Thank you for the report. We plan on returning to Oaxaca after a 6 year absence so this is helpful. Am pleased to hear that Itanoni is still around. Quince Letras is primarily a comida place, so that's why it's almost deserted in the evenings. The things to have there in the evening are the stuffed avocados and the sopa Azteca--both very good. I can also highly recommend the empanadas at La Guerita @ Mercado Merced, Los Jorges seafood (part of the Marco Polo branch) at the LLano (don't try the one downtown), and La Olla, and the nieves at Malena's outside the Basilica. And if La Gran Torta is still there on the northwest corner of the Alameda, it can't be beat for pozole, rojo, verde and blanco. The licuados at La Gran Torta are also excellent.
Thanks for the excellent report. I'm impressed, as well, because you actually did some independent homework on your own ... the guidebooks, forums, etc. It seems most travelers posting to these forums (generally) don't do that. Itanoni sounds like a real winner. I'm disappointed to read your remarks about the Moon Guidebook to Oaxaca ... because Bruce Whipperman, editor / author, is so highly regarded and the rest of the book seems so on-target. Could be that these books are written two to three years apart and recommendations for restaurants and hotels are impacted by market changes ... one year a place is good, the next it closes or is sold, etc. Again, thanks for taking the time to provide such detailed information.
Itanoni is very much worth the taxi far from the zocalo/main touris area.
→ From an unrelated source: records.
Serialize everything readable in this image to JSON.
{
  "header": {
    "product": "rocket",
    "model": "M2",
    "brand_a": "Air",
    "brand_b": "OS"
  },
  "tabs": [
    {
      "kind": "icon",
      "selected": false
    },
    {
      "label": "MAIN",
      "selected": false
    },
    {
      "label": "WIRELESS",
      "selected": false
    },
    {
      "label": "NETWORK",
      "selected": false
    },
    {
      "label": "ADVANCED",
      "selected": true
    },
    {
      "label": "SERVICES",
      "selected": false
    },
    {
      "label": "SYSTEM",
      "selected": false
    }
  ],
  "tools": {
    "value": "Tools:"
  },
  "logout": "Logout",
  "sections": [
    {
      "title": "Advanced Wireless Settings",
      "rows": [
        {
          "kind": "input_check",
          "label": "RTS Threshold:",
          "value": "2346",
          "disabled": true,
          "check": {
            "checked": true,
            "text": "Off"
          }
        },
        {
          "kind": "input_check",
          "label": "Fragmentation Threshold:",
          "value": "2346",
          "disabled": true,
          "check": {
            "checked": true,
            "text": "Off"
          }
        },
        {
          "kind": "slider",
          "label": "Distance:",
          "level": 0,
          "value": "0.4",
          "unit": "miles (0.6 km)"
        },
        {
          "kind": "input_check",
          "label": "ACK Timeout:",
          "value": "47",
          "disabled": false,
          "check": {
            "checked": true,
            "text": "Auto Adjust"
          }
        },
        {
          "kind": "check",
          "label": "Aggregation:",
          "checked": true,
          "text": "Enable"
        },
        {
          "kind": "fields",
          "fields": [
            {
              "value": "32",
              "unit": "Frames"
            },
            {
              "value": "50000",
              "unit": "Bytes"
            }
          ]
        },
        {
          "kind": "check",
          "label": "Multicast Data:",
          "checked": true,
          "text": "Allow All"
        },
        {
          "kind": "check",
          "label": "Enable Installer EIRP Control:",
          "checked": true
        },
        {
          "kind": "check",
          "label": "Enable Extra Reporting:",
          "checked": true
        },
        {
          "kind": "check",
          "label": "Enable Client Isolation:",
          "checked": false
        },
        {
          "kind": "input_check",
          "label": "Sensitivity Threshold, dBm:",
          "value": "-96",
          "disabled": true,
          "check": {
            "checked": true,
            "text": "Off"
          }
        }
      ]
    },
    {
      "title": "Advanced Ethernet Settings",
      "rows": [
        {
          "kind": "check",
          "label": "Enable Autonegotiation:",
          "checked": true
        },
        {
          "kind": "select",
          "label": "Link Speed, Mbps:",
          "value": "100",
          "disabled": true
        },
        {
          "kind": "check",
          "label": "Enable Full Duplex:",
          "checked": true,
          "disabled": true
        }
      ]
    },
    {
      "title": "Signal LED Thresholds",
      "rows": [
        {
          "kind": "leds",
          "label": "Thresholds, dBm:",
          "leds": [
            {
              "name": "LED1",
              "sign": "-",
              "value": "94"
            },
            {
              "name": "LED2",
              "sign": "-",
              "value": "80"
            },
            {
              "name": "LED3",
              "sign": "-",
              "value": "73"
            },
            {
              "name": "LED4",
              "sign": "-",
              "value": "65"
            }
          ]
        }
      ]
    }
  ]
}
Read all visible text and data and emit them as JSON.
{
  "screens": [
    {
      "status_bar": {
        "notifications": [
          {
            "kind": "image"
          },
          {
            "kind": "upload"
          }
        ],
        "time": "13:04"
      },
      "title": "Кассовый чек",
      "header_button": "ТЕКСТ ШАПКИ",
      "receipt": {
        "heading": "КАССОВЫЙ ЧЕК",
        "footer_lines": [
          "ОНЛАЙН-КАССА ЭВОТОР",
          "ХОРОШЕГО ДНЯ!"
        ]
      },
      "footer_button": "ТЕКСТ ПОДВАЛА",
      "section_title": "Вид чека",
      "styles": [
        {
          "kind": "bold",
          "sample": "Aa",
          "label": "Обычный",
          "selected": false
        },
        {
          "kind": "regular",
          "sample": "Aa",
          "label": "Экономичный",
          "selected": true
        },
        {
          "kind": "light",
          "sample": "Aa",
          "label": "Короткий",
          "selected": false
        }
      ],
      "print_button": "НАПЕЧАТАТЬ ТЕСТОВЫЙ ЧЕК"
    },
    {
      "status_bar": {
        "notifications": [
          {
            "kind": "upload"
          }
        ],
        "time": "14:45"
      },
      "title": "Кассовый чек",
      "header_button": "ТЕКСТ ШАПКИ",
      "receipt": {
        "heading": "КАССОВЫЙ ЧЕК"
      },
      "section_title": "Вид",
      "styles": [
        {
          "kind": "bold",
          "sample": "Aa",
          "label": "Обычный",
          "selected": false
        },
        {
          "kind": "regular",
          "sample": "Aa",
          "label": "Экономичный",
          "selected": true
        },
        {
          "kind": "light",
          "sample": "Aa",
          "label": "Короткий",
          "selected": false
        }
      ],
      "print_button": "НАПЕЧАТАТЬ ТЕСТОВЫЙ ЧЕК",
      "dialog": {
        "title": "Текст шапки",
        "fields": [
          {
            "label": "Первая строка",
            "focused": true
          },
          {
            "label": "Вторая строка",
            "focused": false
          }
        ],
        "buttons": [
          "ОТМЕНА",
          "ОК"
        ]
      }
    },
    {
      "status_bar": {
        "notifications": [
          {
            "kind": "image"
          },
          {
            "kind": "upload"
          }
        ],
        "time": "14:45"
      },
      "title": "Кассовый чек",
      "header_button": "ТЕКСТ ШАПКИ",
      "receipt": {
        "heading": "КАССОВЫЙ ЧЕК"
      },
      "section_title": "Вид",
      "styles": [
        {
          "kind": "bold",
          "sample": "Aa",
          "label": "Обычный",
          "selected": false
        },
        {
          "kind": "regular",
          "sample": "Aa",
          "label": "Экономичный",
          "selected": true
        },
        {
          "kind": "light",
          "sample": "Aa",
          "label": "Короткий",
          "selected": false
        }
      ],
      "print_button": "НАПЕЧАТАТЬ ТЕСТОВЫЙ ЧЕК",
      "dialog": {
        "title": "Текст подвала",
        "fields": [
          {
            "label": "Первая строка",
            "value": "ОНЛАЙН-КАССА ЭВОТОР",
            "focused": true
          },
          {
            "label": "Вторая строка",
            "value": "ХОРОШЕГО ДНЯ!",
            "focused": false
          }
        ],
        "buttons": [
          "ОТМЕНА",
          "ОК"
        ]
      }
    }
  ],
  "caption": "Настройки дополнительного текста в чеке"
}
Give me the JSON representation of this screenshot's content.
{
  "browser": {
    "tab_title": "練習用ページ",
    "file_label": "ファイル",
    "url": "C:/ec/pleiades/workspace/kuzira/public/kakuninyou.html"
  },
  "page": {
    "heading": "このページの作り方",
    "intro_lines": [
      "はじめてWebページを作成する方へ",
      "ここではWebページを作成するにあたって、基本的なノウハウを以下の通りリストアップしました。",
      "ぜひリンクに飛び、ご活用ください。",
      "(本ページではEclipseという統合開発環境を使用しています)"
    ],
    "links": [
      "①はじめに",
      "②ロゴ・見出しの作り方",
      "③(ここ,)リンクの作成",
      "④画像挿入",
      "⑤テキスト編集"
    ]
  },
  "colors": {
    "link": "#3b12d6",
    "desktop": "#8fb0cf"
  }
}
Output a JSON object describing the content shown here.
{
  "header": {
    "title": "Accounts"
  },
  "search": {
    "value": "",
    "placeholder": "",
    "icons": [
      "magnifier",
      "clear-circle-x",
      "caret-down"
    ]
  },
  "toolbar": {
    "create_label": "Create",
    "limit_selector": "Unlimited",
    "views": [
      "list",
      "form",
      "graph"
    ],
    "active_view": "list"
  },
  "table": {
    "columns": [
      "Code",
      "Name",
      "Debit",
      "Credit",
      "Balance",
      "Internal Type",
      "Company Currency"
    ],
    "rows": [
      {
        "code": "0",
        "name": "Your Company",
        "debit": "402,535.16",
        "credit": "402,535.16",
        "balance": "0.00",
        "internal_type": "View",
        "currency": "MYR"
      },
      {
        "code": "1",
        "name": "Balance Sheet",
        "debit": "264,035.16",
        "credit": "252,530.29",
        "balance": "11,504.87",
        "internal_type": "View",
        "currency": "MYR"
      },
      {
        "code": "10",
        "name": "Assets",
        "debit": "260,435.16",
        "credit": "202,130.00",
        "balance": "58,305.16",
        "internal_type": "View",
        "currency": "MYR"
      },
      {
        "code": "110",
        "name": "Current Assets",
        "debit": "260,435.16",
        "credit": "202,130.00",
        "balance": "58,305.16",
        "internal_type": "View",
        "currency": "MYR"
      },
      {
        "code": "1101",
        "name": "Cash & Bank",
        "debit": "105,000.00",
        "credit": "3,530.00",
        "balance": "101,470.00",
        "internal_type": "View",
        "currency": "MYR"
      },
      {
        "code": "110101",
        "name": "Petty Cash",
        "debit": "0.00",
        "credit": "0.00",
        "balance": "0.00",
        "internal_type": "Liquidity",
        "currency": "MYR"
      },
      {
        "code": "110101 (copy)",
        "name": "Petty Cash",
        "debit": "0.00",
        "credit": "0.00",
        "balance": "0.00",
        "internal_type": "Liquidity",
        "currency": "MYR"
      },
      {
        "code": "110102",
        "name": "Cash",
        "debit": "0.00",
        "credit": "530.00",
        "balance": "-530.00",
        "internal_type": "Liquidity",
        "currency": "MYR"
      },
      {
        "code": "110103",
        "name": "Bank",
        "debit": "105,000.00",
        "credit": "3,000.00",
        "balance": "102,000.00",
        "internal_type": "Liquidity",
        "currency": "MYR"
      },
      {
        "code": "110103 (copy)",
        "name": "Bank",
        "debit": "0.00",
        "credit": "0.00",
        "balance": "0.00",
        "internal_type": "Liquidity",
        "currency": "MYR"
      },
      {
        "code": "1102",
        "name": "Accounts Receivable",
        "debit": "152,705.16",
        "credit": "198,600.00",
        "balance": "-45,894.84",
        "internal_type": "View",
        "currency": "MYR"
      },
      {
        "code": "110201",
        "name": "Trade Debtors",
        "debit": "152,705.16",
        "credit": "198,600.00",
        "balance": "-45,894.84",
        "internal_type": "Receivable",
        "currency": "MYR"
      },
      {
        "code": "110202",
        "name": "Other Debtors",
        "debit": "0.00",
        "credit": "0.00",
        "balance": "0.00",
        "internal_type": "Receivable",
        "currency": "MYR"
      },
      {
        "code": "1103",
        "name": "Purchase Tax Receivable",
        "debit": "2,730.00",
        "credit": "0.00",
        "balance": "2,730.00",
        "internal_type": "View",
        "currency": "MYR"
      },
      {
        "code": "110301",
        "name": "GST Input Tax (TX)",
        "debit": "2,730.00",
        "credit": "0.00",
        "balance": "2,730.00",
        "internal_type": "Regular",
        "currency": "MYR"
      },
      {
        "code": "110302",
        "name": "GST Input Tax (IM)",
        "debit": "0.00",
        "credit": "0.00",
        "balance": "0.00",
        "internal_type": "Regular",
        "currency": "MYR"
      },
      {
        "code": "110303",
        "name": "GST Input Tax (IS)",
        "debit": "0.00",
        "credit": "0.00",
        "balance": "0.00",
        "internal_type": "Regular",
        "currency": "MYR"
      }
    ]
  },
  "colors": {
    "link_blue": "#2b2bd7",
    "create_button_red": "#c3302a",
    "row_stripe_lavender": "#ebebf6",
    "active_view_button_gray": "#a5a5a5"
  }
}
The easiest way to find it is to tell the taxi driver you want to go to the El Che on Bellasario Dominguez. There are 2 El Ches in Oaxaca, one by the Santo Domingo church and the other on B. Dominguez. Itanoni is 1 or 2 doors down from that El Che (BTW, El Che is a pretty good place for steak, but eat late. The place (Santa Domingo) is dead much before 8:30 or 9 pm)
The tetelas at Itanoni with chicharron are delectable, melt in your mouth, especially when you split them open and add some of the salsa verde and crema. Tetelas with mushrooms salsa rojo and crema are also exquisite.
The pickings are pretty slim in Mitla, but there is a buffet place on the way into Mitla that's pretty decent. The cold selections are usually very good, soups are usually very good (tho' could stand to be hotter), the guisados and moles aredecent to good depending upon what you chose. They also grill meat to order outside on the patio. Some items were more successful than others. Next to the grill station is where they make tortillas a mano. Their version of limonada is really good. IIRC, it's called El Famoso. I don't think anything they serve would really make it famous, but they are a notch or two above most everything else in Mitla
Yes that is correct. It may move again, but here are better directions. To get there from the center: walk north on Garcia Vigil, cross Ninos Heroes, walk up stone steps on left and go west on first street and about a block and a half up there is an entrance on the south side of the church courtyard .